US5117166 *Mar 28, 1991May 26, 1992General Electric CompanyChopper circuit for dynamic braking in an electric power conversion system
US6439504Jun 15, 2001Aug 27, 2002Honeywell International, Inc.System and method for sustaining electric power during a momentary power interruption in an electric thrust reverser actuation system
US6519929Apr 30, 2001Feb 18, 2003Honeywell International, Inc.System and method for controlling the deployment of jet engine thrust reversers
US6526744Apr 30, 2001Mar 4, 2003Honeywell International Inc.System and method for controlling the stowage of jet engine thrust reversers
US6564541Nov 4, 2002May 20, 2003Honeywell International, Inc.Method for controlling the deployment of jet engine thrust reversers
US6622963Apr 16, 2002Sep 23, 2003Honeywell International Inc.System and method for controlling the movement of an aircraft engine cowl door
US6681559Jul 19, 2002Jan 27, 2004Honeywell International, Inc.Thrust reverser position determination system and method
US6684623Feb 27, 2002Feb 3, 2004Honeywell International, Inc.Gearless electric thrust reverser actuators and actuation system incorporating same
US7012392 *Feb 6, 2004Mar 14, 2006Honeywell International Inc.Multi-stage dynamic braking resistor network

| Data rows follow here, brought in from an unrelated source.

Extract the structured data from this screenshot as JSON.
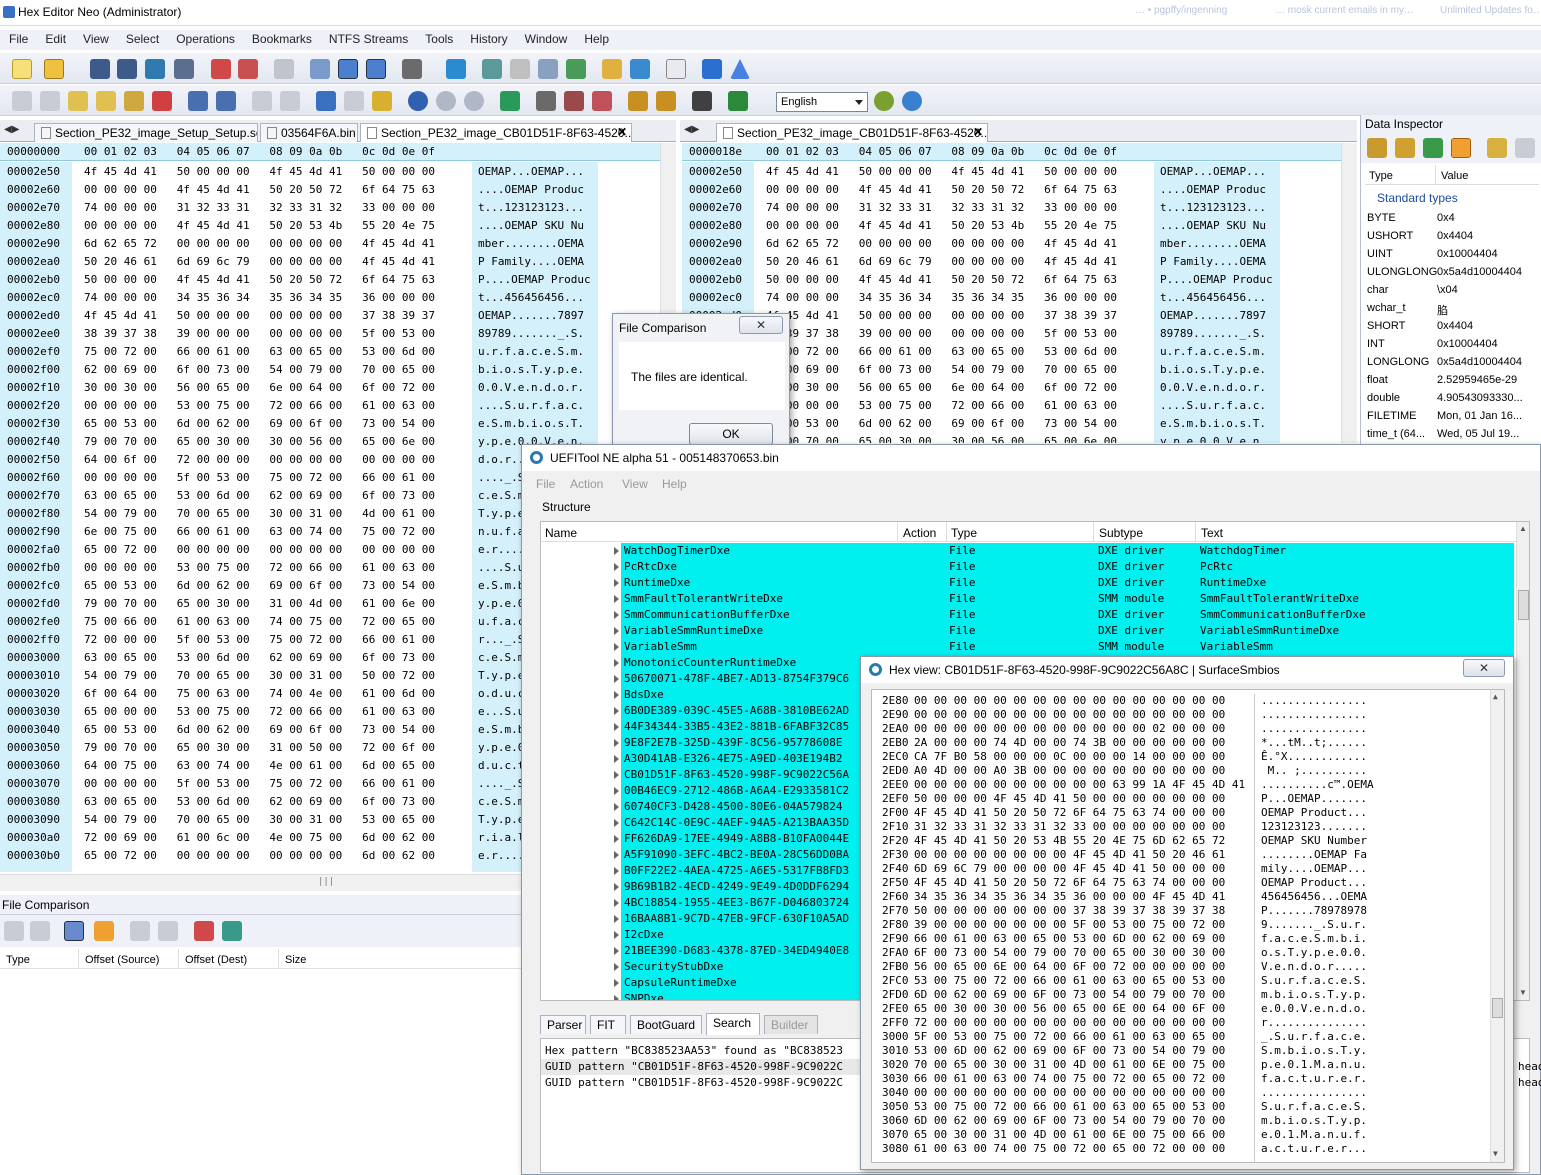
{
  "app": {
    "title": "Hex Editor Neo (Administrator)"
  },
  "taskbar_faint": [
    "… • pgpffy/ingenning",
    "… mosk current emails in my…",
    "Unlimited Updates fo…"
  ],
  "menu": [
    "File",
    "Edit",
    "View",
    "Select",
    "Operations",
    "Bookmarks",
    "NTFS Streams",
    "Tools",
    "History",
    "Window",
    "Help"
  ],
  "toolbar": {
    "language": "English"
  },
  "left_editor": {
    "tabs": [
      "Section_PE32_image_Setup_Setup.sct",
      "03564F6A.bin",
      "Section_PE32_image_CB01D51F-8F63-4520..."
    ],
    "header_offset": "00000000",
    "header_cols": "00 01 02 03   04 05 06 07   08 09 0a 0b   0c 0d 0e 0f",
    "rows": [
      {
        "off": "00002e50",
        "hex": "4f 45 4d 41   50 00 00 00   4f 45 4d 41   50 00 00 00",
        "asc": "OEMAP...OEMAP..."
      },
      {
        "off": "00002e60",
        "hex": "00 00 00 00   4f 45 4d 41   50 20 50 72   6f 64 75 63",
        "asc": "....OEMAP Produc"
      },
      {
        "off": "00002e70",
        "hex": "74 00 00 00   31 32 33 31   32 33 31 32   33 00 00 00",
        "asc": "t...123123123..."
      },
      {
        "off": "00002e80",
        "hex": "00 00 00 00   4f 45 4d 41   50 20 53 4b   55 20 4e 75",
        "asc": "....OEMAP SKU Nu"
      },
      {
        "off": "00002e90",
        "hex": "6d 62 65 72   00 00 00 00   00 00 00 00   4f 45 4d 41",
        "asc": "mber........OEMA"
      },
      {
        "off": "00002ea0",
        "hex": "50 20 46 61   6d 69 6c 79   00 00 00 00   4f 45 4d 41",
        "asc": "P Family....OEMA"
      },
      {
        "off": "00002eb0",
        "hex": "50 00 00 00   4f 45 4d 41   50 20 50 72   6f 64 75 63",
        "asc": "P....OEMAP Produc"
      },
      {
        "off": "00002ec0",
        "hex": "74 00 00 00   34 35 36 34   35 36 34 35   36 00 00 00",
        "asc": "t...456456456..."
      },
      {
        "off": "00002ed0",
        "hex": "4f 45 4d 41   50 00 00 00   00 00 00 00   37 38 39 37",
        "asc": "OEMAP.......7897"
      },
      {
        "off": "00002ee0",
        "hex": "38 39 37 38   39 00 00 00   00 00 00 00   5f 00 53 00",
        "asc": "89789......._.S."
      },
      {
        "off": "00002ef0",
        "hex": "75 00 72 00   66 00 61 00   63 00 65 00   53 00 6d 00",
        "asc": "u.r.f.a.c.e.S.m."
      },
      {
        "off": "00002f00",
        "hex": "62 00 69 00   6f 00 73 00   54 00 79 00   70 00 65 00",
        "asc": "b.i.o.s.T.y.p.e."
      },
      {
        "off": "00002f10",
        "hex": "30 00 30 00   56 00 65 00   6e 00 64 00   6f 00 72 00",
        "asc": "0.0.V.e.n.d.o.r."
      },
      {
        "off": "00002f20",
        "hex": "00 00 00 00   53 00 75 00   72 00 66 00   61 00 63 00",
        "asc": "....S.u.r.f.a.c."
      },
      {
        "off": "00002f30",
        "hex": "65 00 53 00   6d 00 62 00   69 00 6f 00   73 00 54 00",
        "asc": "e.S.m.b.i.o.s.T."
      },
      {
        "off": "00002f40",
        "hex": "79 00 70 00   65 00 30 00   30 00 56 00   65 00 6e 00",
        "asc": "y.p.e.0.0.V.e.n."
      },
      {
        "off": "00002f50",
        "hex": "64 00 6f 00   72 00 00 00   00 00 00 00   00 00 00 00",
        "asc": "d.o.r..........."
      },
      {
        "off": "00002f60",
        "hex": "00 00 00 00   5f 00 53 00   75 00 72 00   66 00 61 00",
        "asc": "...._.S.u.r.f.a."
      },
      {
        "off": "00002f70",
        "hex": "63 00 65 00   53 00 6d 00   62 00 69 00   6f 00 73 00",
        "asc": "c.e.S.m.b.i.o.s."
      },
      {
        "off": "00002f80",
        "hex": "54 00 79 00   70 00 65 00   30 00 31 00   4d 00 61 00",
        "asc": "T.y.p.e.0.1.M.a."
      },
      {
        "off": "00002f90",
        "hex": "6e 00 75 00   66 00 61 00   63 00 74 00   75 00 72 00",
        "asc": "n.u.f.a.c.t.u.r."
      },
      {
        "off": "00002fa0",
        "hex": "65 00 72 00   00 00 00 00   00 00 00 00   00 00 00 00",
        "asc": "e.r............."
      },
      {
        "off": "00002fb0",
        "hex": "00 00 00 00   53 00 75 00   72 00 66 00   61 00 63 00",
        "asc": "....S.u.r.f.a.c."
      },
      {
        "off": "00002fc0",
        "hex": "65 00 53 00   6d 00 62 00   69 00 6f 00   73 00 54 00",
        "asc": "e.S.m.b.i.o.s.T."
      },
      {
        "off": "00002fd0",
        "hex": "79 00 70 00   65 00 30 00   31 00 4d 00   61 00 6e 00",
        "asc": "y.p.e.0.1.M.a.n."
      },
      {
        "off": "00002fe0",
        "hex": "75 00 66 00   61 00 63 00   74 00 75 00   72 00 65 00",
        "asc": "u.f.a.c.t.u.r.e."
      },
      {
        "off": "00002ff0",
        "hex": "72 00 00 00   5f 00 53 00   75 00 72 00   66 00 61 00",
        "asc": "r..._.S.u.r.f.a."
      },
      {
        "off": "00003000",
        "hex": "63 00 65 00   53 00 6d 00   62 00 69 00   6f 00 73 00",
        "asc": "c.e.S.m.b.i.o.s."
      },
      {
        "off": "00003010",
        "hex": "54 00 79 00   70 00 65 00   30 00 31 00   50 00 72 00",
        "asc": "T.y.p.e.0.1.P.r."
      },
      {
        "off": "00003020",
        "hex": "6f 00 64 00   75 00 63 00   74 00 4e 00   61 00 6d 00",
        "asc": "o.d.u.c.t.N.a.m."
      },
      {
        "off": "00003030",
        "hex": "65 00 00 00   53 00 75 00   72 00 66 00   61 00 63 00",
        "asc": "e...S.u.r.f.a.c."
      },
      {
        "off": "00003040",
        "hex": "65 00 53 00   6d 00 62 00   69 00 6f 00   73 00 54 00",
        "asc": "e.S.m.b.i.o.s.T."
      },
      {
        "off": "00003050",
        "hex": "79 00 70 00   65 00 30 00   31 00 50 00   72 00 6f 00",
        "asc": "y.p.e.0.1.P.r.o."
      },
      {
        "off": "00003060",
        "hex": "64 00 75 00   63 00 74 00   4e 00 61 00   6d 00 65 00",
        "asc": "d.u.c.t.N.a.m.e."
      },
      {
        "off": "00003070",
        "hex": "00 00 00 00   5f 00 53 00   75 00 72 00   66 00 61 00",
        "asc": "...._.S.u.r.f.a."
      },
      {
        "off": "00003080",
        "hex": "63 00 65 00   53 00 6d 00   62 00 69 00   6f 00 73 00",
        "asc": "c.e.S.m.b.i.o.s."
      },
      {
        "off": "00003090",
        "hex": "54 00 79 00   70 00 65 00   30 00 31 00   53 00 65 00",
        "asc": "T.y.p.e.0.1.S.e."
      },
      {
        "off": "000030a0",
        "hex": "72 00 69 00   61 00 6c 00   4e 00 75 00   6d 00 62 00",
        "asc": "r.i.a.l.N.u.m.b."
      },
      {
        "off": "000030b0",
        "hex": "65 00 72 00   00 00 00 00   00 00 00 00   6d 00 62 00",
        "asc": "e.r.........m.b."
      }
    ]
  },
  "right_editor": {
    "tabs": [
      "Section_PE32_image_CB01D51F-8F63-4520..."
    ],
    "header_offset": "0000018e",
    "header_cols": "00 01 02 03   04 05 06 07   08 09 0a 0b   0c 0d 0e 0f",
    "rows": [
      {
        "off": "00002e50",
        "hex": "4f 45 4d 41   50 00 00 00   4f 45 4d 41   50 00 00 00",
        "asc": "OEMAP...OEMAP..."
      },
      {
        "off": "00002e60",
        "hex": "00 00 00 00   4f 45 4d 41   50 20 50 72   6f 64 75 63",
        "asc": "....OEMAP Produc"
      },
      {
        "off": "00002e70",
        "hex": "74 00 00 00   31 32 33 31   32 33 31 32   33 00 00 00",
        "asc": "t...123123123..."
      },
      {
        "off": "00002e80",
        "hex": "00 00 00 00   4f 45 4d 41   50 20 53 4b   55 20 4e 75",
        "asc": "....OEMAP SKU Nu"
      },
      {
        "off": "00002e90",
        "hex": "6d 62 65 72   00 00 00 00   00 00 00 00   4f 45 4d 41",
        "asc": "mber........OEMA"
      },
      {
        "off": "00002ea0",
        "hex": "50 20 46 61   6d 69 6c 79   00 00 00 00   4f 45 4d 41",
        "asc": "P Family....OEMA"
      },
      {
        "off": "00002eb0",
        "hex": "50 00 00 00   4f 45 4d 41   50 20 50 72   6f 64 75 63",
        "asc": "P....OEMAP Produc"
      },
      {
        "off": "00002ec0",
        "hex": "74 00 00 00   34 35 36 34   35 36 34 35   36 00 00 00",
        "asc": "t...456456456..."
      },
      {
        "off": "00002ed0",
        "hex": "4f 45 4d 41   50 00 00 00   00 00 00 00   37 38 39 37",
        "asc": "OEMAP.......7897"
      },
      {
        "off": "00002ee0",
        "hex": "38 39 37 38   39 00 00 00   00 00 00 00   5f 00 53 00",
        "asc": "89789......._.S."
      },
      {
        "off": "00002ef0",
        "hex": "75 00 72 00   66 00 61 00   63 00 65 00   53 00 6d 00",
        "asc": "u.r.f.a.c.e.S.m."
      },
      {
        "off": "00002f00",
        "hex": "62 00 69 00   6f 00 73 00   54 00 79 00   70 00 65 00",
        "asc": "b.i.o.s.T.y.p.e."
      },
      {
        "off": "00002f10",
        "hex": "30 00 30 00   56 00 65 00   6e 00 64 00   6f 00 72 00",
        "asc": "0.0.V.e.n.d.o.r."
      },
      {
        "off": "00002f20",
        "hex": "00 00 00 00   53 00 75 00   72 00 66 00   61 00 63 00",
        "asc": "....S.u.r.f.a.c."
      },
      {
        "off": "00002f30",
        "hex": "65 00 53 00   6d 00 62 00   69 00 6f 00   73 00 54 00",
        "asc": "e.S.m.b.i.o.s.T."
      },
      {
        "off": "00002f40",
        "hex": "79 00 70 00   65 00 30 00   30 00 56 00   65 00 6e 00",
        "asc": "y.p.e.0.0.V.e.n."
      }
    ]
  },
  "data_inspector": {
    "title": "Data Inspector",
    "col_type": "Type",
    "col_value": "Value",
    "group": "Standard types",
    "rows": [
      {
        "type": "BYTE",
        "value": "0x4"
      },
      {
        "type": "USHORT",
        "value": "0x4404"
      },
      {
        "type": "UINT",
        "value": "0x10004404"
      },
      {
        "type": "ULONGLONG",
        "value": "0x5a4d10004404"
      },
      {
        "type": "char",
        "value": "\\x04"
      },
      {
        "type": "wchar_t",
        "value": "䐄"
      },
      {
        "type": "SHORT",
        "value": "0x4404"
      },
      {
        "type": "INT",
        "value": "0x10004404"
      },
      {
        "type": "LONGLONG",
        "value": "0x5a4d10004404"
      },
      {
        "type": "float",
        "value": "2.52959465e-29"
      },
      {
        "type": "double",
        "value": "4.90543093330..."
      },
      {
        "type": "FILETIME",
        "value": "Mon, 01 Jan 16..."
      },
      {
        "type": "time_t (64...",
        "value": "Wed, 05 Jul 19..."
      }
    ]
  },
  "file_comparison_panel": {
    "title": "File Comparison",
    "columns": [
      "Type",
      "Offset (Source)",
      "Offset (Dest)",
      "Size"
    ]
  },
  "file_comparison_dialog": {
    "title": "File Comparison",
    "message": "The files are identical.",
    "ok": "OK",
    "close": "✕"
  },
  "uefitool": {
    "title": "UEFITool NE alpha 51 - 005148370653.bin",
    "menu": [
      "File",
      "Action",
      "View",
      "Help"
    ],
    "structure_label": "Structure",
    "columns": [
      "Name",
      "Action",
      "Type",
      "Subtype",
      "Text"
    ],
    "rows": [
      {
        "name": "WatchDogTimerDxe",
        "type": "File",
        "subtype": "DXE driver",
        "text": "WatchdogTimer"
      },
      {
        "name": "PcRtcDxe",
        "type": "File",
        "subtype": "DXE driver",
        "text": "PcRtc"
      },
      {
        "name": "RuntimeDxe",
        "type": "File",
        "subtype": "DXE driver",
        "text": "RuntimeDxe"
      },
      {
        "name": "SmmFaultTolerantWriteDxe",
        "type": "File",
        "subtype": "SMM module",
        "text": "SmmFaultTolerantWriteDxe"
      },
      {
        "name": "SmmCommunicationBufferDxe",
        "type": "File",
        "subtype": "DXE driver",
        "text": "SmmCommunicationBufferDxe"
      },
      {
        "name": "VariableSmmRuntimeDxe",
        "type": "File",
        "subtype": "DXE driver",
        "text": "VariableSmmRuntimeDxe"
      },
      {
        "name": "VariableSmm",
        "type": "File",
        "subtype": "SMM module",
        "text": "VariableSmm"
      },
      {
        "name": "MonotonicCounterRuntimeDxe",
        "type": "",
        "subtype": "",
        "text": ""
      },
      {
        "name": "50670071-478F-4BE7-AD13-8754F379C6",
        "type": "",
        "subtype": "",
        "text": ""
      },
      {
        "name": "BdsDxe",
        "type": "",
        "subtype": "",
        "text": ""
      },
      {
        "name": "6B0DE389-039C-45E5-A68B-3810BE62AD",
        "type": "",
        "subtype": "",
        "text": ""
      },
      {
        "name": "44F34344-33B5-43E2-881B-6FABF32C85",
        "type": "",
        "subtype": "",
        "text": ""
      },
      {
        "name": "9E8F2E7B-325D-439F-8C56-95778608E",
        "type": "",
        "subtype": "",
        "text": ""
      },
      {
        "name": "A30D41AB-E326-4E75-A9ED-403E194B2",
        "type": "",
        "subtype": "",
        "text": ""
      },
      {
        "name": "CB01D51F-8F63-4520-998F-9C9022C56A",
        "type": "",
        "subtype": "",
        "text": ""
      },
      {
        "name": "00B46EC9-2712-486B-A6A4-E2933581C2",
        "type": "",
        "subtype": "",
        "text": ""
      },
      {
        "name": "60740CF3-D428-4500-80E6-04A579824",
        "type": "",
        "subtype": "",
        "text": ""
      },
      {
        "name": "C642C14C-0E9C-4AEF-94A5-A213BAA35D",
        "type": "",
        "subtype": "",
        "text": ""
      },
      {
        "name": "FF626DA9-17EE-4949-A8B8-B10FA0044E",
        "type": "",
        "subtype": "",
        "text": ""
      },
      {
        "name": "A5F91090-3EFC-4BC2-BE0A-28C56DD0BA",
        "type": "",
        "subtype": "",
        "text": ""
      },
      {
        "name": "B0FF22E2-4AEA-4725-A6E5-5317FB8FD3",
        "type": "",
        "subtype": "",
        "text": ""
      },
      {
        "name": "9B69B1B2-4ECD-4249-9E49-4D0DDF6294",
        "type": "",
        "subtype": "",
        "text": ""
      },
      {
        "name": "4BC18854-1955-4EE3-B67F-D046803724",
        "type": "",
        "subtype": "",
        "text": ""
      },
      {
        "name": "16BAA8B1-9C7D-47EB-9FCF-630F10A5AD",
        "type": "",
        "subtype": "",
        "text": ""
      },
      {
        "name": "I2cDxe",
        "type": "",
        "subtype": "",
        "text": ""
      },
      {
        "name": "21BEE390-D683-4378-87ED-34ED4940E8",
        "type": "",
        "subtype": "",
        "text": ""
      },
      {
        "name": "SecurityStubDxe",
        "type": "",
        "subtype": "",
        "text": ""
      },
      {
        "name": "CapsuleRuntimeDxe",
        "type": "",
        "subtype": "",
        "text": ""
      },
      {
        "name": "SNPDxe",
        "type": "",
        "subtype": "",
        "text": ""
      }
    ],
    "tabs": [
      "Parser",
      "FIT",
      "BootGuard",
      "Search",
      "Builder"
    ],
    "messages": [
      "Hex pattern \"BC838523AA53\" found as \"BC838523",
      "GUID pattern \"CB01D51F-8F63-4520-998F-9C9022C",
      "GUID pattern \"CB01D51F-8F63-4520-998F-9C9022C"
    ],
    "overflow_right": [
      "head",
      "head"
    ]
  },
  "hexview": {
    "title": "Hex view: CB01D51F-8F63-4520-998F-9C9022C56A8C | SurfaceSmbios",
    "rows": [
      {
        "off": "2E80",
        "hex": "00 00 00 00 00 00 00 00 00 00 00 00 00 00 00 00",
        "asc": "................"
      },
      {
        "off": "2E90",
        "hex": "00 00 00 00 00 00 00 00 00 00 00 00 00 00 00 00",
        "asc": "................"
      },
      {
        "off": "2EA0",
        "hex": "00 00 00 00 00 00 00 00 00 00 00 00 02 00 00 00",
        "asc": "................"
      },
      {
        "off": "2EB0",
        "hex": "2A 00 00 00 74 4D 00 00 74 3B 00 00 00 00 00 00",
        "asc": "*...tM..t;......"
      },
      {
        "off": "2EC0",
        "hex": "CA 7F B0 58 00 00 00 0C 00 00 00 14 00 00 00 00",
        "asc": "Ê.°X............"
      },
      {
        "off": "2ED0",
        "hex": "A0 4D 00 00 A0 3B 00 00 00 00 00 00 00 00 00 00",
        "asc": " M.. ;.........."
      },
      {
        "off": "2EE0",
        "hex": "00 00 00 00 00 00 00 00 00 00 63 99 1A 4F 45 4D 41",
        "asc": "..........c™.OEMA"
      },
      {
        "off": "2EF0",
        "hex": "50 00 00 00 4F 45 4D 41 50 00 00 00 00 00 00 00",
        "asc": "P...OEMAP......."
      },
      {
        "off": "2F00",
        "hex": "4F 45 4D 41 50 20 50 72 6F 64 75 63 74 00 00 00",
        "asc": "OEMAP Product..."
      },
      {
        "off": "2F10",
        "hex": "31 32 33 31 32 33 31 32 33 00 00 00 00 00 00 00",
        "asc": "123123123......."
      },
      {
        "off": "2F20",
        "hex": "4F 45 4D 41 50 20 53 4B 55 20 4E 75 6D 62 65 72",
        "asc": "OEMAP SKU Number"
      },
      {
        "off": "2F30",
        "hex": "00 00 00 00 00 00 00 00 4F 45 4D 41 50 20 46 61",
        "asc": "........OEMAP Fa"
      },
      {
        "off": "2F40",
        "hex": "6D 69 6C 79 00 00 00 00 4F 45 4D 41 50 00 00 00",
        "asc": "mily....OEMAP..."
      },
      {
        "off": "2F50",
        "hex": "4F 45 4D 41 50 20 50 72 6F 64 75 63 74 00 00 00",
        "asc": "OEMAP Product..."
      },
      {
        "off": "2F60",
        "hex": "34 35 36 34 35 36 34 35 36 00 00 00 4F 45 4D 41",
        "asc": "456456456...OEMA"
      },
      {
        "off": "2F70",
        "hex": "50 00 00 00 00 00 00 00 37 38 39 37 38 39 37 38",
        "asc": "P.......78978978"
      },
      {
        "off": "2F80",
        "hex": "39 00 00 00 00 00 00 00 5F 00 53 00 75 00 72 00",
        "asc": "9......._.S.u.r."
      },
      {
        "off": "2F90",
        "hex": "66 00 61 00 63 00 65 00 53 00 6D 00 62 00 69 00",
        "asc": "f.a.c.e.S.m.b.i."
      },
      {
        "off": "2FA0",
        "hex": "6F 00 73 00 54 00 79 00 70 00 65 00 30 00 30 00",
        "asc": "o.s.T.y.p.e.0.0."
      },
      {
        "off": "2FB0",
        "hex": "56 00 65 00 6E 00 64 00 6F 00 72 00 00 00 00 00",
        "asc": "V.e.n.d.o.r....."
      },
      {
        "off": "2FC0",
        "hex": "53 00 75 00 72 00 66 00 61 00 63 00 65 00 53 00",
        "asc": "S.u.r.f.a.c.e.S."
      },
      {
        "off": "2FD0",
        "hex": "6D 00 62 00 69 00 6F 00 73 00 54 00 79 00 70 00",
        "asc": "m.b.i.o.s.T.y.p."
      },
      {
        "off": "2FE0",
        "hex": "65 00 30 00 30 00 56 00 65 00 6E 00 64 00 6F 00",
        "asc": "e.0.0.V.e.n.d.o."
      },
      {
        "off": "2FF0",
        "hex": "72 00 00 00 00 00 00 00 00 00 00 00 00 00 00 00",
        "asc": "r..............."
      },
      {
        "off": "3000",
        "hex": "5F 00 53 00 75 00 72 00 66 00 61 00 63 00 65 00",
        "asc": "_.S.u.r.f.a.c.e."
      },
      {
        "off": "3010",
        "hex": "53 00 6D 00 62 00 69 00 6F 00 73 00 54 00 79 00",
        "asc": "S.m.b.i.o.s.T.y."
      },
      {
        "off": "3020",
        "hex": "70 00 65 00 30 00 31 00 4D 00 61 00 6E 00 75 00",
        "asc": "p.e.0.1.M.a.n.u."
      },
      {
        "off": "3030",
        "hex": "66 00 61 00 63 00 74 00 75 00 72 00 65 00 72 00",
        "asc": "f.a.c.t.u.r.e.r."
      },
      {
        "off": "3040",
        "hex": "00 00 00 00 00 00 00 00 00 00 00 00 00 00 00 00",
        "asc": "................"
      },
      {
        "off": "3050",
        "hex": "53 00 75 00 72 00 66 00 61 00 63 00 65 00 53 00",
        "asc": "S.u.r.f.a.c.e.S."
      },
      {
        "off": "3060",
        "hex": "6D 00 62 00 69 00 6F 00 73 00 54 00 79 00 70 00",
        "asc": "m.b.i.o.s.T.y.p."
      },
      {
        "off": "3070",
        "hex": "65 00 30 00 31 00 4D 00 61 00 6E 00 75 00 66 00",
        "asc": "e.0.1.M.a.n.u.f."
      },
      {
        "off": "3080",
        "hex": "61 00 63 00 74 00 75 00 72 00 65 00 72 00 00 00",
        "asc": "a.c.t.u.r.e.r..."
      }
    ]
  },
  "colors": {
    "offset_bg": "#d4f0fb",
    "selection_cyan": "#00f0f0",
    "chrome": "#eef1f7"
  }
}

Classifications
U.S. Classification318/269, 318/363
International ClassificationH02P7/29, H02P3/12, H02P7/28, H02P3/14
Cooperative ClassificationH02P3/12, Y02T10/7258, H02P3/14, H02P7/281
European ClassificationH02P3/12, H02P3/14, H02P7/28B
Legal Events
DateCodeEventDescription
Oct 3, 1996ASAssignment
Owner name: ABB DAIMLER-BENZ TRANSPORATION (NORTH AMERICA) INC
Free format text: CHANGE OF NAME;ASSIGNOR:AEG TRANSPORTATION SYSTEMS, INC.;REEL/FRAME:008162/0582
Effective date: 19960102
Apr 15, 1996ASAssignment
Owner name: ABB DAIMLER-BENZ TRANSPORTATION (NORTH AMERICA) IN
Free format text: CHANGE OF NAME;ASSIGNOR:AEG TRANSPORTATION SYSTEMS, INC.;REEL/FRAME:007894/0001
Effective date: 19960102
Oct 11, 1988ASAssignment
Owner name: AEG WESTINGHOUSE TRANSPORTATION SYSTEMS, INC., 200
Free format text: ASSIGNMENT OF ASSIGNORS INTEREST.;ASSIGNOR:WESTINGHOUSE ELECTRIC CORPORATION;REEL/FRAME:004963/0339
Effective date: 19880930
Free format text: ASSIGNMENT OF ASSIGNORS INTEREST;ASSIGNOR:WESTINGHOUSE ELECTRIC CORPORATION;REEL/FRAME:4963/339
Owner name: AEG WESTINGHOUSE TRANSPORTATION SYSTEMS, INC., A C
Free format text: ASSIGNMENT OF ASSIGNORS INTEREST;ASSIGNOR:WESTINGHOUSE ELECTRIC CORPORATION;REEL/FRAME:004963/0339